__PROBLEM DESCRIPTION__: Among the entries beneath this sentence, how many lines include the word "Resources"? Only the number is wanted.

· · ·

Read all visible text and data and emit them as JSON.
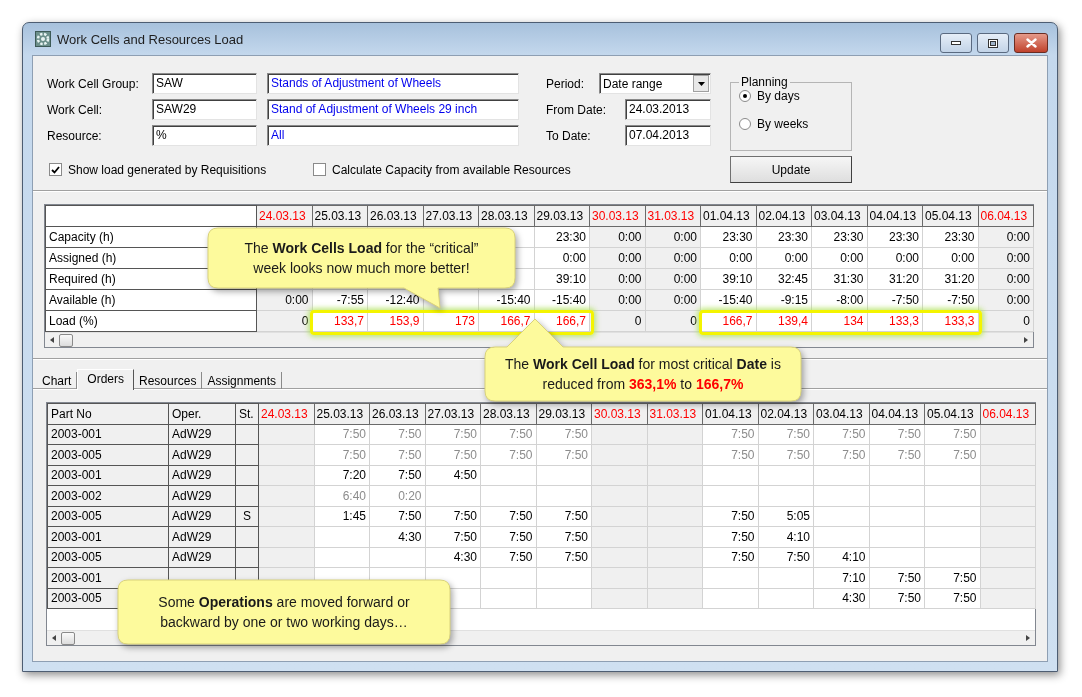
{
  "window": {
    "title": "Work Cells and Resources Load"
  },
  "filters": {
    "fields": [
      {
        "label": "Work Cell Group:",
        "code": "SAW",
        "description": "Stands of Adjustment of Wheels"
      },
      {
        "label": "Work Cell:",
        "code": "SAW29",
        "description": "Stand of Adjustment of Wheels 29 inch"
      },
      {
        "label": "Resource:",
        "code": "%",
        "description": "All"
      }
    ],
    "period": {
      "label": "Period:",
      "value": "Date range"
    },
    "from_date": {
      "label": "From Date:",
      "value": "24.03.2013"
    },
    "to_date": {
      "label": "To Date:",
      "value": "07.04.2013"
    },
    "checkboxes": [
      {
        "label": "Show load generated by Requisitions",
        "checked": true
      },
      {
        "label": "Calculate Capacity from available Resources",
        "checked": false
      }
    ],
    "planning": {
      "title": "Planning",
      "options": [
        {
          "label": "By days",
          "selected": true
        },
        {
          "label": "By weeks",
          "selected": false
        }
      ]
    },
    "update_button": "Update"
  },
  "load_grid": {
    "columns": [
      {
        "label": "24.03.13",
        "weekend": true
      },
      {
        "label": "25.03.13",
        "weekend": false
      },
      {
        "label": "26.03.13",
        "weekend": false
      },
      {
        "label": "27.03.13",
        "weekend": false
      },
      {
        "label": "28.03.13",
        "weekend": false
      },
      {
        "label": "29.03.13",
        "weekend": false
      },
      {
        "label": "30.03.13",
        "weekend": true
      },
      {
        "label": "31.03.13",
        "weekend": true
      },
      {
        "label": "01.04.13",
        "weekend": false
      },
      {
        "label": "02.04.13",
        "weekend": false
      },
      {
        "label": "03.04.13",
        "weekend": false
      },
      {
        "label": "04.04.13",
        "weekend": false
      },
      {
        "label": "05.04.13",
        "weekend": false
      },
      {
        "label": "06.04.13",
        "weekend": true
      }
    ],
    "rows": [
      {
        "label": "Capacity (h)",
        "values": [
          {
            "kind": "blank"
          },
          {
            "kind": "blank"
          },
          {
            "kind": "blank"
          },
          {
            "kind": "blank"
          },
          {
            "kind": "blank"
          },
          {
            "kind": "value",
            "text": "23:30"
          },
          {
            "kind": "value",
            "text": "0:00"
          },
          {
            "kind": "value",
            "text": "0:00"
          },
          {
            "kind": "value",
            "text": "23:30"
          },
          {
            "kind": "value",
            "text": "23:30"
          },
          {
            "kind": "value",
            "text": "23:30"
          },
          {
            "kind": "value",
            "text": "23:30"
          },
          {
            "kind": "value",
            "text": "23:30"
          },
          {
            "kind": "value",
            "text": "0:00"
          }
        ]
      },
      {
        "label": "Assigned (h)",
        "values": [
          {
            "kind": "blank"
          },
          {
            "kind": "blank"
          },
          {
            "kind": "blank"
          },
          {
            "kind": "blank"
          },
          {
            "kind": "blank"
          },
          {
            "kind": "value",
            "text": "0:00"
          },
          {
            "kind": "value",
            "text": "0:00"
          },
          {
            "kind": "value",
            "text": "0:00"
          },
          {
            "kind": "value",
            "text": "0:00"
          },
          {
            "kind": "value",
            "text": "0:00"
          },
          {
            "kind": "value",
            "text": "0:00"
          },
          {
            "kind": "value",
            "text": "0:00"
          },
          {
            "kind": "value",
            "text": "0:00"
          },
          {
            "kind": "value",
            "text": "0:00"
          }
        ]
      },
      {
        "label": "Required (h)",
        "values": [
          {
            "kind": "blank"
          },
          {
            "kind": "blank"
          },
          {
            "kind": "blank"
          },
          {
            "kind": "blank"
          },
          {
            "kind": "blank"
          },
          {
            "kind": "value",
            "text": "39:10"
          },
          {
            "kind": "value",
            "text": "0:00"
          },
          {
            "kind": "value",
            "text": "0:00"
          },
          {
            "kind": "value",
            "text": "39:10"
          },
          {
            "kind": "value",
            "text": "32:45"
          },
          {
            "kind": "value",
            "text": "31:30"
          },
          {
            "kind": "value",
            "text": "31:20"
          },
          {
            "kind": "value",
            "text": "31:20"
          },
          {
            "kind": "value",
            "text": "0:00"
          }
        ]
      },
      {
        "label": "Available (h)",
        "values": [
          {
            "kind": "value",
            "text": "0:00"
          },
          {
            "kind": "value",
            "text": "-7:55"
          },
          {
            "kind": "value",
            "text": "-12:40"
          },
          {
            "kind": "blank"
          },
          {
            "kind": "value",
            "text": "-15:40"
          },
          {
            "kind": "value",
            "text": "-15:40"
          },
          {
            "kind": "value",
            "text": "0:00"
          },
          {
            "kind": "value",
            "text": "0:00"
          },
          {
            "kind": "value",
            "text": "-15:40"
          },
          {
            "kind": "value",
            "text": "-9:15"
          },
          {
            "kind": "value",
            "text": "-8:00"
          },
          {
            "kind": "value",
            "text": "-7:50"
          },
          {
            "kind": "value",
            "text": "-7:50"
          },
          {
            "kind": "value",
            "text": "0:00"
          }
        ]
      },
      {
        "label": "Load (%)",
        "values": [
          {
            "kind": "value",
            "text": "0",
            "over": false,
            "framed": false
          },
          {
            "kind": "value",
            "text": "133,7",
            "over": true,
            "framed": true
          },
          {
            "kind": "value",
            "text": "153,9",
            "over": true,
            "framed": true
          },
          {
            "kind": "value",
            "text": "173",
            "over": true,
            "framed": true
          },
          {
            "kind": "value",
            "text": "166,7",
            "over": true,
            "framed": true
          },
          {
            "kind": "value",
            "text": "166,7",
            "over": true,
            "framed": true
          },
          {
            "kind": "value",
            "text": "0",
            "over": false,
            "framed": false
          },
          {
            "kind": "value",
            "text": "0",
            "over": false,
            "framed": false
          },
          {
            "kind": "value",
            "text": "166,7",
            "over": true,
            "framed": true
          },
          {
            "kind": "value",
            "text": "139,4",
            "over": true,
            "framed": true
          },
          {
            "kind": "value",
            "text": "134",
            "over": true,
            "framed": true
          },
          {
            "kind": "value",
            "text": "133,3",
            "over": true,
            "framed": true
          },
          {
            "kind": "value",
            "text": "133,3",
            "over": true,
            "framed": true
          },
          {
            "kind": "value",
            "text": "0",
            "over": false,
            "framed": false
          }
        ]
      }
    ]
  },
  "tabs": [
    {
      "label": "Chart",
      "selected": false
    },
    {
      "label": "Orders",
      "selected": true
    },
    {
      "label": "Resources",
      "selected": false
    },
    {
      "label": "Assignments",
      "selected": false
    }
  ],
  "orders_grid": {
    "headers": [
      "Part No",
      "Oper.",
      "St."
    ],
    "columns": [
      {
        "label": "24.03.13",
        "weekend": true
      },
      {
        "label": "25.03.13",
        "weekend": false
      },
      {
        "label": "26.03.13",
        "weekend": false
      },
      {
        "label": "27.03.13",
        "weekend": false
      },
      {
        "label": "28.03.13",
        "weekend": false
      },
      {
        "label": "29.03.13",
        "weekend": false
      },
      {
        "label": "30.03.13",
        "weekend": true
      },
      {
        "label": "31.03.13",
        "weekend": true
      },
      {
        "label": "01.04.13",
        "weekend": false
      },
      {
        "label": "02.04.13",
        "weekend": false
      },
      {
        "label": "03.04.13",
        "weekend": false
      },
      {
        "label": "04.04.13",
        "weekend": false
      },
      {
        "label": "05.04.13",
        "weekend": false
      },
      {
        "label": "06.04.13",
        "weekend": true
      }
    ],
    "rows": [
      {
        "part_no": "2003-001",
        "oper": "AdW29",
        "greyed": true,
        "values": [
          {
            "kind": "blank"
          },
          {
            "kind": "value",
            "text": "7:50"
          },
          {
            "kind": "value",
            "text": "7:50"
          },
          {
            "kind": "value",
            "text": "7:50"
          },
          {
            "kind": "value",
            "text": "7:50"
          },
          {
            "kind": "value",
            "text": "7:50"
          },
          {
            "kind": "blank"
          },
          {
            "kind": "blank"
          },
          {
            "kind": "value",
            "text": "7:50"
          },
          {
            "kind": "value",
            "text": "7:50"
          },
          {
            "kind": "value",
            "text": "7:50"
          },
          {
            "kind": "value",
            "text": "7:50"
          },
          {
            "kind": "value",
            "text": "7:50"
          },
          {
            "kind": "blank"
          }
        ]
      },
      {
        "part_no": "2003-005",
        "oper": "AdW29",
        "greyed": true,
        "values": [
          {
            "kind": "blank"
          },
          {
            "kind": "value",
            "text": "7:50"
          },
          {
            "kind": "value",
            "text": "7:50"
          },
          {
            "kind": "value",
            "text": "7:50"
          },
          {
            "kind": "value",
            "text": "7:50"
          },
          {
            "kind": "value",
            "text": "7:50"
          },
          {
            "kind": "blank"
          },
          {
            "kind": "blank"
          },
          {
            "kind": "value",
            "text": "7:50"
          },
          {
            "kind": "value",
            "text": "7:50"
          },
          {
            "kind": "value",
            "text": "7:50"
          },
          {
            "kind": "value",
            "text": "7:50"
          },
          {
            "kind": "value",
            "text": "7:50"
          },
          {
            "kind": "blank"
          }
        ]
      },
      {
        "part_no": "2003-001",
        "oper": "AdW29",
        "greyed": false,
        "values": [
          {
            "kind": "blank"
          },
          {
            "kind": "value",
            "text": "7:20"
          },
          {
            "kind": "value",
            "text": "7:50"
          },
          {
            "kind": "value",
            "text": "4:50"
          },
          {
            "kind": "blank"
          },
          {
            "kind": "blank"
          },
          {
            "kind": "blank"
          },
          {
            "kind": "blank"
          },
          {
            "kind": "blank"
          },
          {
            "kind": "blank"
          },
          {
            "kind": "blank"
          },
          {
            "kind": "blank"
          },
          {
            "kind": "blank"
          },
          {
            "kind": "blank"
          }
        ]
      },
      {
        "part_no": "2003-002",
        "oper": "AdW29",
        "greyed": true,
        "values": [
          {
            "kind": "blank"
          },
          {
            "kind": "value",
            "text": "6:40"
          },
          {
            "kind": "value",
            "text": "0:20"
          },
          {
            "kind": "blank"
          },
          {
            "kind": "blank"
          },
          {
            "kind": "blank"
          },
          {
            "kind": "blank"
          },
          {
            "kind": "blank"
          },
          {
            "kind": "blank"
          },
          {
            "kind": "blank"
          },
          {
            "kind": "blank"
          },
          {
            "kind": "blank"
          },
          {
            "kind": "blank"
          },
          {
            "kind": "blank"
          }
        ]
      },
      {
        "part_no": "2003-005",
        "oper": "AdW29",
        "st": "S",
        "greyed": false,
        "values": [
          {
            "kind": "blank"
          },
          {
            "kind": "value",
            "text": "1:45"
          },
          {
            "kind": "value",
            "text": "7:50"
          },
          {
            "kind": "value",
            "text": "7:50"
          },
          {
            "kind": "value",
            "text": "7:50"
          },
          {
            "kind": "value",
            "text": "7:50"
          },
          {
            "kind": "blank"
          },
          {
            "kind": "blank"
          },
          {
            "kind": "value",
            "text": "7:50"
          },
          {
            "kind": "value",
            "text": "5:05"
          },
          {
            "kind": "blank"
          },
          {
            "kind": "blank"
          },
          {
            "kind": "blank"
          },
          {
            "kind": "blank"
          }
        ]
      },
      {
        "part_no": "2003-001",
        "oper": "AdW29",
        "greyed": false,
        "values": [
          {
            "kind": "blank"
          },
          {
            "kind": "blank"
          },
          {
            "kind": "value",
            "text": "4:30"
          },
          {
            "kind": "value",
            "text": "7:50"
          },
          {
            "kind": "value",
            "text": "7:50"
          },
          {
            "kind": "value",
            "text": "7:50"
          },
          {
            "kind": "blank"
          },
          {
            "kind": "blank"
          },
          {
            "kind": "value",
            "text": "7:50"
          },
          {
            "kind": "value",
            "text": "4:10"
          },
          {
            "kind": "blank"
          },
          {
            "kind": "blank"
          },
          {
            "kind": "blank"
          },
          {
            "kind": "blank"
          }
        ]
      },
      {
        "part_no": "2003-005",
        "oper": "AdW29",
        "greyed": false,
        "values": [
          {
            "kind": "blank"
          },
          {
            "kind": "blank"
          },
          {
            "kind": "blank"
          },
          {
            "kind": "value",
            "text": "4:30"
          },
          {
            "kind": "value",
            "text": "7:50"
          },
          {
            "kind": "value",
            "text": "7:50"
          },
          {
            "kind": "blank"
          },
          {
            "kind": "blank"
          },
          {
            "kind": "value",
            "text": "7:50"
          },
          {
            "kind": "value",
            "text": "7:50"
          },
          {
            "kind": "value",
            "text": "4:10"
          },
          {
            "kind": "blank"
          },
          {
            "kind": "blank"
          },
          {
            "kind": "blank"
          }
        ]
      },
      {
        "part_no": "2003-001",
        "greyed": false,
        "values": [
          {
            "kind": "blank"
          },
          {
            "kind": "blank"
          },
          {
            "kind": "blank"
          },
          {
            "kind": "blank"
          },
          {
            "kind": "blank"
          },
          {
            "kind": "blank"
          },
          {
            "kind": "blank"
          },
          {
            "kind": "blank"
          },
          {
            "kind": "blank"
          },
          {
            "kind": "blank"
          },
          {
            "kind": "value",
            "text": "7:10"
          },
          {
            "kind": "value",
            "text": "7:50"
          },
          {
            "kind": "value",
            "text": "7:50"
          },
          {
            "kind": "blank"
          }
        ]
      },
      {
        "part_no": "2003-005",
        "greyed": false,
        "values": [
          {
            "kind": "blank"
          },
          {
            "kind": "blank"
          },
          {
            "kind": "blank"
          },
          {
            "kind": "blank"
          },
          {
            "kind": "blank"
          },
          {
            "kind": "blank"
          },
          {
            "kind": "blank"
          },
          {
            "kind": "blank"
          },
          {
            "kind": "blank"
          },
          {
            "kind": "blank"
          },
          {
            "kind": "value",
            "text": "4:30"
          },
          {
            "kind": "value",
            "text": "7:50"
          },
          {
            "kind": "value",
            "text": "7:50"
          },
          {
            "kind": "blank"
          }
        ]
      }
    ]
  },
  "callouts": [
    {
      "segments": [
        {
          "text": "The ",
          "kind": "plain"
        },
        {
          "text": "Work Cells Load",
          "kind": "strong"
        },
        {
          "text": " for the “critical” week looks now much more better!",
          "kind": "plain"
        }
      ]
    },
    {
      "segments": [
        {
          "text": "The ",
          "kind": "plain"
        },
        {
          "text": "Work Cell Load",
          "kind": "strong"
        },
        {
          "text": " for most critical ",
          "kind": "plain"
        },
        {
          "text": "Date",
          "kind": "strong"
        },
        {
          "text": " is reduced from ",
          "kind": "plain"
        },
        {
          "text": "363,1%",
          "kind": "alert"
        },
        {
          "text": " to ",
          "kind": "plain"
        },
        {
          "text": "166,7%",
          "kind": "alert"
        }
      ]
    },
    {
      "segments": [
        {
          "text": "Some ",
          "kind": "plain"
        },
        {
          "text": "Operations",
          "kind": "strong"
        },
        {
          "text": " are moved forward or backward by one or two working days…",
          "kind": "plain"
        }
      ]
    }
  ]
}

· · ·

__EXPECTED ANSWER__: 3